Our hearts break for all who knew and loved the more than one thousand First Nations people—most of whom were children—who have been found in unmarked graves at former residential school sites throughout Canada. Our hearts break for the survivors and descendants of survivors of residential schools who have endured intergenerational trauma, and for the First Nations and Indigenous communities that have been irrevocably impacted by what “can best be described as a cultural genocide.” (The Truth and Reconciliation Commission of Canada)
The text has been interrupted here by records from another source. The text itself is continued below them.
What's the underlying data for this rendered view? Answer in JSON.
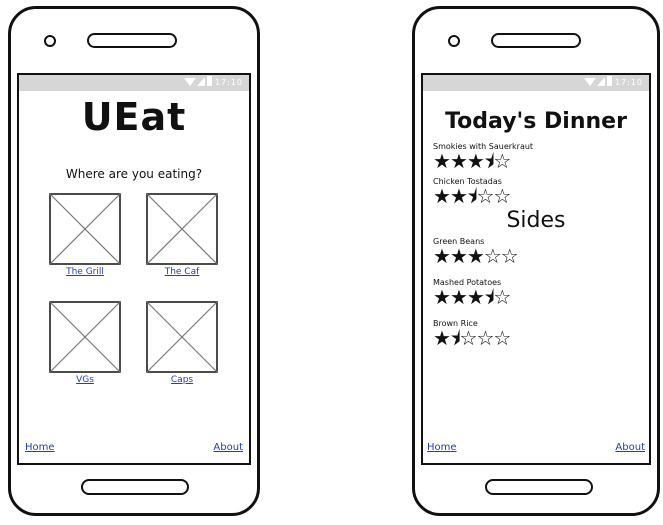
{
  "status": {
    "time": "17:10"
  },
  "phone1": {
    "title": "UEat",
    "question": "Where are you eating?",
    "locations": [
      {
        "label": "The Grill"
      },
      {
        "label": "The Caf"
      },
      {
        "label": "VGs"
      },
      {
        "label": "Caps"
      }
    ],
    "footer": {
      "home": "Home",
      "about": "About"
    }
  },
  "phone2": {
    "title": "Today's Dinner",
    "mains": [
      {
        "name": "Smokies with Sauerkraut",
        "rating": 3.5
      },
      {
        "name": "Chicken Tostadas",
        "rating": 2.5
      }
    ],
    "sides_title": "Sides",
    "sides": [
      {
        "name": "Green Beans",
        "rating": 3
      },
      {
        "name": "Mashed Potatoes",
        "rating": 3.5
      },
      {
        "name": "Brown Rice",
        "rating": 1.5
      }
    ],
    "footer": {
      "home": "Home",
      "about": "About"
    }
  }
}
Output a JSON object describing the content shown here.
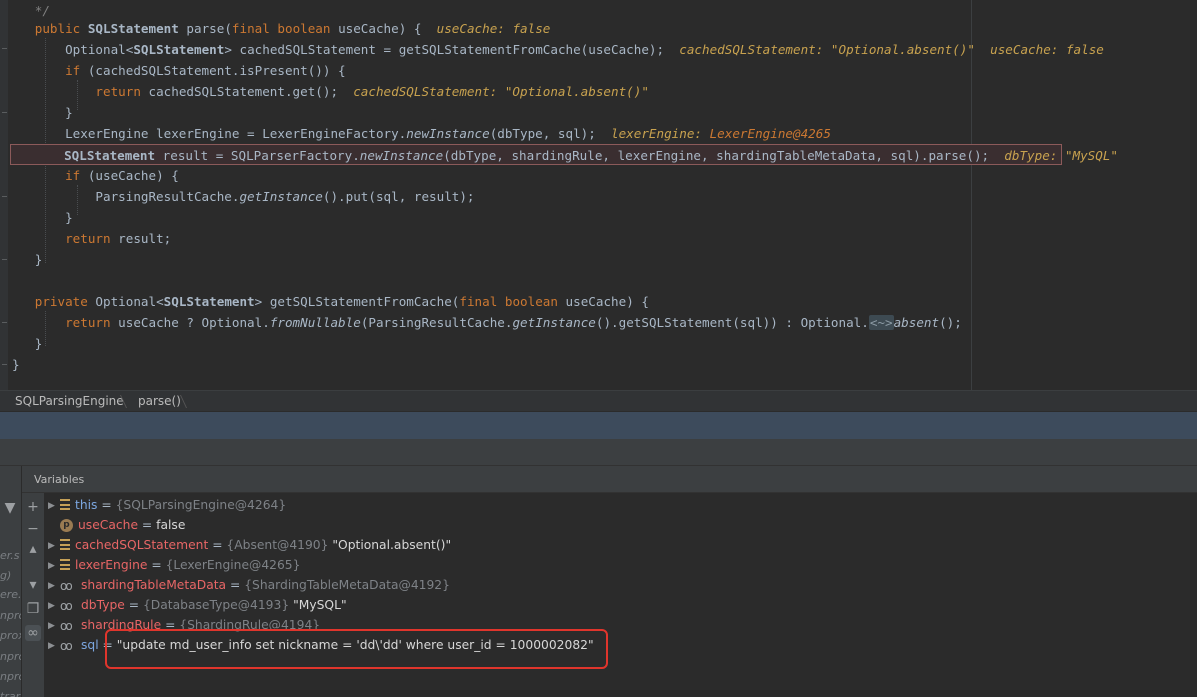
{
  "editor": {
    "lines": [
      {
        "key": "l0",
        "parts": [
          {
            "t": "   */",
            "c": "cm"
          }
        ]
      },
      {
        "key": "l1",
        "parts": [
          {
            "t": "   public ",
            "c": "kw"
          },
          {
            "t": "SQLStatement",
            "c": "bold"
          },
          {
            "t": " parse(",
            "c": ""
          },
          {
            "t": "final boolean ",
            "c": "kw"
          },
          {
            "t": "useCache) {  ",
            "c": ""
          },
          {
            "t": "useCache: false",
            "c": "hint"
          }
        ]
      },
      {
        "key": "l2",
        "parts": [
          {
            "t": "       Optional<",
            "c": ""
          },
          {
            "t": "SQLStatement",
            "c": "bold"
          },
          {
            "t": "> cachedSQLStatement = getSQLStatementFromCache(useCache);  ",
            "c": ""
          },
          {
            "t": "cachedSQLStatement: \"Optional.absent()\"  useCache: false",
            "c": "hint"
          }
        ]
      },
      {
        "key": "l3",
        "parts": [
          {
            "t": "       ",
            "c": ""
          },
          {
            "t": "if ",
            "c": "kw"
          },
          {
            "t": "(cachedSQLStatement.isPresent()) {",
            "c": ""
          }
        ]
      },
      {
        "key": "l4",
        "parts": [
          {
            "t": "           ",
            "c": ""
          },
          {
            "t": "return ",
            "c": "kw"
          },
          {
            "t": "cachedSQLStatement.get();  ",
            "c": ""
          },
          {
            "t": "cachedSQLStatement: \"Optional.absent()\"",
            "c": "hint"
          }
        ]
      },
      {
        "key": "l5",
        "parts": [
          {
            "t": "       }",
            "c": ""
          }
        ]
      },
      {
        "key": "l6",
        "parts": [
          {
            "t": "       LexerEngine lexerEngine = LexerEngineFactory.",
            "c": ""
          },
          {
            "t": "newInstance",
            "c": "it"
          },
          {
            "t": "(dbType, sql);  ",
            "c": ""
          },
          {
            "t": "lexerEngine: ",
            "c": "hint"
          },
          {
            "t": "LexerEngine@4265",
            "c": "hint-orange"
          }
        ]
      },
      {
        "key": "l7",
        "parts": [
          {
            "t": "       ",
            "c": ""
          },
          {
            "t": "SQLStatement",
            "c": "bold"
          },
          {
            "t": " result = SQLParserFactory.",
            "c": ""
          },
          {
            "t": "newInstance",
            "c": "it"
          },
          {
            "t": "(dbType, shardingRule, lexerEngine, shardingTableMetaData, sql).parse();  ",
            "c": ""
          },
          {
            "t": "dbType: \"MySQL\"",
            "c": "hint"
          }
        ]
      },
      {
        "key": "l8",
        "parts": [
          {
            "t": "       ",
            "c": ""
          },
          {
            "t": "if ",
            "c": "kw"
          },
          {
            "t": "(useCache) {",
            "c": ""
          }
        ]
      },
      {
        "key": "l9",
        "parts": [
          {
            "t": "           ParsingResultCache.",
            "c": ""
          },
          {
            "t": "getInstance",
            "c": "it"
          },
          {
            "t": "().put(sql, result);",
            "c": ""
          }
        ]
      },
      {
        "key": "l10",
        "parts": [
          {
            "t": "       }",
            "c": ""
          }
        ]
      },
      {
        "key": "l11",
        "parts": [
          {
            "t": "       ",
            "c": ""
          },
          {
            "t": "return ",
            "c": "kw"
          },
          {
            "t": "result;",
            "c": ""
          }
        ]
      },
      {
        "key": "l12",
        "parts": [
          {
            "t": "   }",
            "c": ""
          }
        ]
      },
      {
        "key": "l13",
        "parts": [
          {
            "t": "",
            "c": ""
          }
        ]
      },
      {
        "key": "l14",
        "parts": [
          {
            "t": "   private ",
            "c": "kw"
          },
          {
            "t": "Optional<",
            "c": ""
          },
          {
            "t": "SQLStatement",
            "c": "bold"
          },
          {
            "t": "> getSQLStatementFromCache(",
            "c": ""
          },
          {
            "t": "final boolean ",
            "c": "kw"
          },
          {
            "t": "useCache) {",
            "c": ""
          }
        ]
      },
      {
        "key": "l15",
        "parts": [
          {
            "t": "       ",
            "c": ""
          },
          {
            "t": "return ",
            "c": "kw"
          },
          {
            "t": "useCache ? Optional.",
            "c": ""
          },
          {
            "t": "fromNullable",
            "c": "it"
          },
          {
            "t": "(ParsingResultCache.",
            "c": ""
          },
          {
            "t": "getInstance",
            "c": "it"
          },
          {
            "t": "().getSQLStatement(sql)) : Optional.",
            "c": ""
          },
          {
            "t": "<~>",
            "c": "diamond"
          },
          {
            "t": "absent",
            "c": "it"
          },
          {
            "t": "();",
            "c": ""
          }
        ]
      },
      {
        "key": "l16",
        "parts": [
          {
            "t": "   }",
            "c": ""
          }
        ]
      },
      {
        "key": "l17",
        "parts": [
          {
            "t": "}",
            "c": ""
          }
        ]
      }
    ]
  },
  "breadcrumb": {
    "items": [
      "SQLParsingEngine",
      "parse()"
    ]
  },
  "variables": {
    "title": "Variables",
    "rows": [
      {
        "name": "this",
        "eq": " = ",
        "ref": "{SQLParsingEngine@4264}",
        "val": "",
        "icon": "field-list-icon",
        "expand": true,
        "nameColor": "blue"
      },
      {
        "name": "useCache",
        "eq": " = ",
        "ref": "",
        "val": "false",
        "icon": "parameter-icon",
        "expand": false,
        "nameColor": "red"
      },
      {
        "name": "cachedSQLStatement",
        "eq": " = ",
        "ref": "{Absent@4190}",
        "val": " \"Optional.absent()\"",
        "icon": "field-list-icon",
        "expand": true,
        "nameColor": "red"
      },
      {
        "name": "lexerEngine",
        "eq": " = ",
        "ref": "{LexerEngine@4265}",
        "val": "",
        "icon": "field-list-icon",
        "expand": true,
        "nameColor": "red"
      },
      {
        "name": "shardingTableMetaData",
        "eq": " = ",
        "ref": "{ShardingTableMetaData@4192}",
        "val": "",
        "icon": "watch-glasses-icon",
        "expand": true,
        "nameColor": "red"
      },
      {
        "name": "dbType",
        "eq": " = ",
        "ref": "{DatabaseType@4193}",
        "val": " \"MySQL\"",
        "icon": "watch-glasses-icon",
        "expand": true,
        "nameColor": "red"
      },
      {
        "name": "shardingRule",
        "eq": " = ",
        "ref": "{ShardingRule@4194}",
        "val": "",
        "icon": "watch-glasses-icon",
        "expand": true,
        "nameColor": "red"
      },
      {
        "name": "sql",
        "eq": " = ",
        "ref": "",
        "val": "\"update md_user_info set nickname = 'dd\\'dd' where user_id = 1000002082\"",
        "icon": "watch-glasses-icon",
        "expand": true,
        "nameColor": "blue"
      }
    ]
  },
  "left_strip": {
    "fragments": [
      "er.s",
      "g)",
      "ere.",
      "npro",
      "prox",
      "npro",
      "npro",
      "trar"
    ]
  },
  "colors": {
    "editor_bg": "#2b2b2b",
    "keyword": "#cc7832",
    "inline_hint": "#c8a24f",
    "current_line_border": "#8c5a5a",
    "annotation_box": "#e0352c",
    "var_name": "#e86666"
  }
}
From 1883 to as recently as 1996, an estimated 150,000 First Nations children were forced to leave their families and all they knew to attend Indian residential schools, the majority of which were run by churches. (The New York Times) Why? To erase their native culture. Their language. Their hair. Their clothes. Their traditions. Their practices. Their beliefs. Their stories. Every aspect of their native culture. All stolen in the state-sanctioned pursuit of assimilation into whiteness.
While at the root of every egregious practice perpetrated by these schools, forced assimilation was not the only factor that contributed to the genocide of these children. As reported by The New York Times, they were subjected to tremendous physical and sexual violence. They were kept in “overcrowded dorms” while diseases such as tuberculosis and the Spanish flu spread rapidly. We know that at least hundreds of children died as a result of these gross acts of negligence and abuse, as well as by suicide and by trying to escape. (The New York Times)
Countless children never returned to their families and loved ones, but instead were left in unmarked mass graves, forgotten by those responsible for their deaths—but never by those who knew and loved them.
The discoveries of unmarked graves at Canadian Indian residential schools are not isolated. They are part of the enduring history of anti-First Nations and anti-Indigenous violence, murder, and forced assimilation that has taken place over hundreds of years not only in Canada but also in the United States. In Canada, the practices that first forced these children from their families and then from this world were influenced by and modeled after schools in the U.S. that had already been erasing Indigenous culture for decades.
We at Together Rising stand with all who knew and loved these children, the survivors and descendants of survivors of residential schools, and First Nations and Indigenous communities. We just directed $250,000 to the Indian Residential School Survivors Society (IRSSS)—a nonprofit founded and led by First Nations elders—that has been supporting First Nations communities for the last twenty-five years, including survivors of residential schools and their descendants and families who have lost children and loved ones.
The IRSSS team is best equipped to provide on-the-ground support during this crisis. After the discoveries of the graves, the First Nations Health Authority asked IRSSS to send elders to the communities. The elders provide the same support that IRSSS’s crisis line does 24/7 but in person, including performing cedar brushings, smudges, prayers, and other cultural practices. With our $250,000 investment, the IRSSS team will continue to provide support in culturally responsive and trauma-informed ways that only they can, making space for conversations that only they can have. Through Together Rising, all of us are on the ground right now with these families by way of our partnership with IRSSS.
(The Truth and Reconciliation Commission of Canada) Honouring the Truth, Reconciling for the Future
(The New York Times) Canada’s Grim Legacy of Cultural Erasure, in Poignant School Photos